Besides, I have presents to wrap, and am in full avoidance mode, desperate for something to amuse myself. You can resume your drum roll now.
Favorite event: Vancouver Winter Olympics. If you didn’t experience it personally, it is difficult to explain the ground swell of Canadian pride that permeated from the pavement during these fantastic Olympic Games. Finally, we realized it was cool to be Canadian. We rocked those 2010 Winter Games.
Favorite album: Hands down, The Suburbs, by Arcade Fire. This album can calm any storm and soothe any soul, yet also raise the roof and uplift spirits. It does it all, from the lyrics to the message to its simple cohesion. A triumph and a work of art.
Favorite concert: Arcade Fire. The only thing better than listening to The Suburbs was watching Arcade Fire perform songs from that album live in concert. Even our nosebleed seats couldn’t take away the magic in that stadium; they clearly had more talent in their pinky fingers than everyone in that audience combined. Their rendition of Rococo took my breath away, the entire concert was larger than life.
Favorite book: The Age of Innocence, by Edith Wharton. My first time reading this timeless novel, and I was blown away by Wharton’s perceptiveness and prose. I tend to rant and rave a lot about this book, but in this space suffice to say it is a classic for a reason, so read it, or reread it; as the case may be, it speaks for itself.
Favorite movie: A disclaimer: I see almost exclusively G rated movies, with the occasional PG film thrown in when feeling reckless, an environmental hazard of my job. Secretariat wins this race – watching a housewife overcome all odds to produce one of the greatest race horses in history is both a visual delight and a message I like to reinforce to my girls: we can do anything we set our minds to.
Favorite news story: The rescue of 33 Chilean miners. The world watched this improbable rescue en mass; since when does a Hollywood ending actually happen in real life?
Favorite gadget: Garmin Forerunner 405. This watch has revolutionized my running. Being able to glance at my distance or pace takes the guesswork out of my workouts. I set my intervals, and away I go – it’s like having a coach, but better, since it doesn’t care if I skip my workout when it’s raining too hard.
Favorite moment: Running the Boston Marathon. I should clarify, my favorite moment came after I had finished, because it was, well, hard. Nevertheless, an incredibly great experience that I will forever cherish.
Now if I were Oprah, a copy of The Suburbs, The Age of Innocence, and a Garmin watch would magically appear underneath your chair, and we would all be going to Boston for the 2011 marathon.
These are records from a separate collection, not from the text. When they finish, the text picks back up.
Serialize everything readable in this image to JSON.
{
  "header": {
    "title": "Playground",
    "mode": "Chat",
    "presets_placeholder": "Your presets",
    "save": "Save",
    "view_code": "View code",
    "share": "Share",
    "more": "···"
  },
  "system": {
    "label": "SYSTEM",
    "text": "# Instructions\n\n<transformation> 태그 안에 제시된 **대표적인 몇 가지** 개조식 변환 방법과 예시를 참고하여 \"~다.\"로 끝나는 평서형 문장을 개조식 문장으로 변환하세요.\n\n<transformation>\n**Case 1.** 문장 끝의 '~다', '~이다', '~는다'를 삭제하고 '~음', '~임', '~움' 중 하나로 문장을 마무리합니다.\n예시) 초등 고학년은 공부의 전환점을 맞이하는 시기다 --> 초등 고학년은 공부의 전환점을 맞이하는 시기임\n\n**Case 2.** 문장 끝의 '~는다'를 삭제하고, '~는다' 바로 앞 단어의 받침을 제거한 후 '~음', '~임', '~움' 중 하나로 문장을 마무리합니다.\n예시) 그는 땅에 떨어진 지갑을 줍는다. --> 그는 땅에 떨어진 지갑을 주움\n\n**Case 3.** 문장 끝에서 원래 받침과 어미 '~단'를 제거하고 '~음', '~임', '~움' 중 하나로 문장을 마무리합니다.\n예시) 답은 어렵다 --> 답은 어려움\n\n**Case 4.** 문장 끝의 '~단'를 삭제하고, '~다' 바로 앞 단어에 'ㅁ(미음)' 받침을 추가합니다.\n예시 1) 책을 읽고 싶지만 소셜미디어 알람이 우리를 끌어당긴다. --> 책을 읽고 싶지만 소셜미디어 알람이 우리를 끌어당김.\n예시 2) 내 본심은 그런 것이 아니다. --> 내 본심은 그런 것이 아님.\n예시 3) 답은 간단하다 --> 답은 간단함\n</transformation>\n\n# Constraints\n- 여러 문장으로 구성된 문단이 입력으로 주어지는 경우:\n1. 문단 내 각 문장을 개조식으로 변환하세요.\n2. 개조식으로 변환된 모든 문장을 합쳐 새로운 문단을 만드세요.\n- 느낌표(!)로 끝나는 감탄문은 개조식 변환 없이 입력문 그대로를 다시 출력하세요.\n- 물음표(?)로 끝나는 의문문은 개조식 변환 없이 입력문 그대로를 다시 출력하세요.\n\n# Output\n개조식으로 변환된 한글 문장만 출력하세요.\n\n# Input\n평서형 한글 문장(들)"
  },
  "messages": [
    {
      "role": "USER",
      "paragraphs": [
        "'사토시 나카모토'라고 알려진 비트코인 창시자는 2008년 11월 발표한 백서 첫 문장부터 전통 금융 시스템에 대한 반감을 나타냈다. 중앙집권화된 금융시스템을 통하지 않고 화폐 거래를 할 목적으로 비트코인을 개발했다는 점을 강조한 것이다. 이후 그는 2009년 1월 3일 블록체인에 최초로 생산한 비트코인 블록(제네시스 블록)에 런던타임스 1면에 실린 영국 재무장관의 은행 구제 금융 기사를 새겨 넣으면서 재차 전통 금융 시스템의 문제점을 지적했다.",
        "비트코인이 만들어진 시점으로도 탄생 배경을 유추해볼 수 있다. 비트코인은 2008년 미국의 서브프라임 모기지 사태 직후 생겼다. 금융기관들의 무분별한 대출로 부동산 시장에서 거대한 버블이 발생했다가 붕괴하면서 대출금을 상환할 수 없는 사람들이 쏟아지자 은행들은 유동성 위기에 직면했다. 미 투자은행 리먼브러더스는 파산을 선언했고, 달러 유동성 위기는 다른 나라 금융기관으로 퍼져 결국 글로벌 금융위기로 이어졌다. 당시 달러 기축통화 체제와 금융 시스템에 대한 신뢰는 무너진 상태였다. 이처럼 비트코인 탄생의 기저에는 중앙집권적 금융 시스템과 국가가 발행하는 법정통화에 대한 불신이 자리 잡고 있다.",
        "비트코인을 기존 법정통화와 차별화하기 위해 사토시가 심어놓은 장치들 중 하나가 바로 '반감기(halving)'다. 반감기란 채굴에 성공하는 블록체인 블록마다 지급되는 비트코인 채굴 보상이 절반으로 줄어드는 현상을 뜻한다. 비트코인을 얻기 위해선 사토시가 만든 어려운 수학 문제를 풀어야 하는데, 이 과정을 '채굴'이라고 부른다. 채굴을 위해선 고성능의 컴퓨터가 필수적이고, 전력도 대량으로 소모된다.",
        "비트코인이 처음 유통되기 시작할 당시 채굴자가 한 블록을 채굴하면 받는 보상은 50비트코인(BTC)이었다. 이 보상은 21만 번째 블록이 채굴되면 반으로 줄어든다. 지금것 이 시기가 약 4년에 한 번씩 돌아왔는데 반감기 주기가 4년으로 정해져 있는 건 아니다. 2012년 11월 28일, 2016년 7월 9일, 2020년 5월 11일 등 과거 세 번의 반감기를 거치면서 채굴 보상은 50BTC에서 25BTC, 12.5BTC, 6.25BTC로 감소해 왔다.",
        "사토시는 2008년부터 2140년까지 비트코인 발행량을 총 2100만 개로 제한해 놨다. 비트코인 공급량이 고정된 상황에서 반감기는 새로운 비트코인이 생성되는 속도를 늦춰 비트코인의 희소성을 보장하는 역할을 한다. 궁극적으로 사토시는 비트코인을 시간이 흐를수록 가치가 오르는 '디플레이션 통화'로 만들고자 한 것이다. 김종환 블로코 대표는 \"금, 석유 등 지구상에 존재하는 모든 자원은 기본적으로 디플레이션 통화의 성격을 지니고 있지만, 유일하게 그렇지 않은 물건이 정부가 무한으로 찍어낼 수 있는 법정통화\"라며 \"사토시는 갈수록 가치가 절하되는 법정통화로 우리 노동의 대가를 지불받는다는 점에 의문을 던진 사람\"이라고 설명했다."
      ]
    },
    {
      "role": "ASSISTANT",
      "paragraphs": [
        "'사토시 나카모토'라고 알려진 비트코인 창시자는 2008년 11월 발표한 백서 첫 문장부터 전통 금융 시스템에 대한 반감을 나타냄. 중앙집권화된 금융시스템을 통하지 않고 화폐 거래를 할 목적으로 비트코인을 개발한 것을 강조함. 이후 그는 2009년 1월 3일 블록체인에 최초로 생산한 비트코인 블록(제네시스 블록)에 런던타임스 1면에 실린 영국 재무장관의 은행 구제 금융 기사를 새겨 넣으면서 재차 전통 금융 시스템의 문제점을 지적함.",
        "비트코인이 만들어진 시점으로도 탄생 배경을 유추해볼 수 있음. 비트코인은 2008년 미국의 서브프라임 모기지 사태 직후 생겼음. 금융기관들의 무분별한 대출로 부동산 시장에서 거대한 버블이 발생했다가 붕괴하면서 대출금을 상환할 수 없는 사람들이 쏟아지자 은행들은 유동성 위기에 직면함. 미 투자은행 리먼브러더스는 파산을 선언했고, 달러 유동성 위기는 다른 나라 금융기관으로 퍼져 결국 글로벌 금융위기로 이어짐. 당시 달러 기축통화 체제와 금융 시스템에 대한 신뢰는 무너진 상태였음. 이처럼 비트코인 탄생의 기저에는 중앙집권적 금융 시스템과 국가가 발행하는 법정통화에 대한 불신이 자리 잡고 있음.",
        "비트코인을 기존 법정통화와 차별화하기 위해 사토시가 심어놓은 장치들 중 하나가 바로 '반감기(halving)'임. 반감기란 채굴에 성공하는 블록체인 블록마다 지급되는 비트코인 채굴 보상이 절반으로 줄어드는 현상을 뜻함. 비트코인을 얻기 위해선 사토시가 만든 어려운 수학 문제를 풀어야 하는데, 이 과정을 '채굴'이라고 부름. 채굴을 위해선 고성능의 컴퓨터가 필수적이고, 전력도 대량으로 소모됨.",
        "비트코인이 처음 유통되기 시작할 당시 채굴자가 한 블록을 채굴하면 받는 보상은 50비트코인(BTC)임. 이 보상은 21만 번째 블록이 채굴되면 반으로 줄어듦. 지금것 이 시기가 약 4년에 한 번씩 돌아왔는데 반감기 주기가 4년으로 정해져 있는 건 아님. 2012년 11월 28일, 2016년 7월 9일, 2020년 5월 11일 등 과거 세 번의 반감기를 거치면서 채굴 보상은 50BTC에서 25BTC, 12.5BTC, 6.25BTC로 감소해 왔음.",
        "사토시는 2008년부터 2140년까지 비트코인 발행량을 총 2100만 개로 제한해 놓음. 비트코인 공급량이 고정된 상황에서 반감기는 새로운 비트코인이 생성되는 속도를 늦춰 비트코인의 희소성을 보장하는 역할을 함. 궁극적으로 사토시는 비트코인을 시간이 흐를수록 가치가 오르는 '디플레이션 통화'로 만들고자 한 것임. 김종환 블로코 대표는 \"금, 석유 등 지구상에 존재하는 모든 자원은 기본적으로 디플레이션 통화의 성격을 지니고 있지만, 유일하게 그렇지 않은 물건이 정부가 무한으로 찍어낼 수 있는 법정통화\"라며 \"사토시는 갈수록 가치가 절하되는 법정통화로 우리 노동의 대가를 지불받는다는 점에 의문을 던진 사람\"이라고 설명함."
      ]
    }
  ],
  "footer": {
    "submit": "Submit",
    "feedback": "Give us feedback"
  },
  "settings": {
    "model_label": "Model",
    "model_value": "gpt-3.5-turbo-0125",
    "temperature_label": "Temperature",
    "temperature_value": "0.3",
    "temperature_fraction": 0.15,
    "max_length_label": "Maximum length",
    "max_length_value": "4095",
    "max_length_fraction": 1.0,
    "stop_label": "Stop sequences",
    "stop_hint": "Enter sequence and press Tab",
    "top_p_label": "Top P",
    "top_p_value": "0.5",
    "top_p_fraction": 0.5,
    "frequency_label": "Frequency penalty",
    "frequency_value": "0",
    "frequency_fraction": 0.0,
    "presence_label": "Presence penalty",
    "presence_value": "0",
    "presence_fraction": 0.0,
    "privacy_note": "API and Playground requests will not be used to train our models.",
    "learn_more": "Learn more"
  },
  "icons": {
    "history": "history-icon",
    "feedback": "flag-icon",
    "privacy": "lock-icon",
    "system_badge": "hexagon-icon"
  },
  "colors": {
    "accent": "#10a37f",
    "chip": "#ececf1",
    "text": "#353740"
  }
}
But sadly I can’t compete with the queen of television’s empire, my audience is woefully small (although extremely intelligent), and the only thing I can give you is best wishes for 2011: here’s hoping it has beautiful moments, untold pleasures and many miracles in store.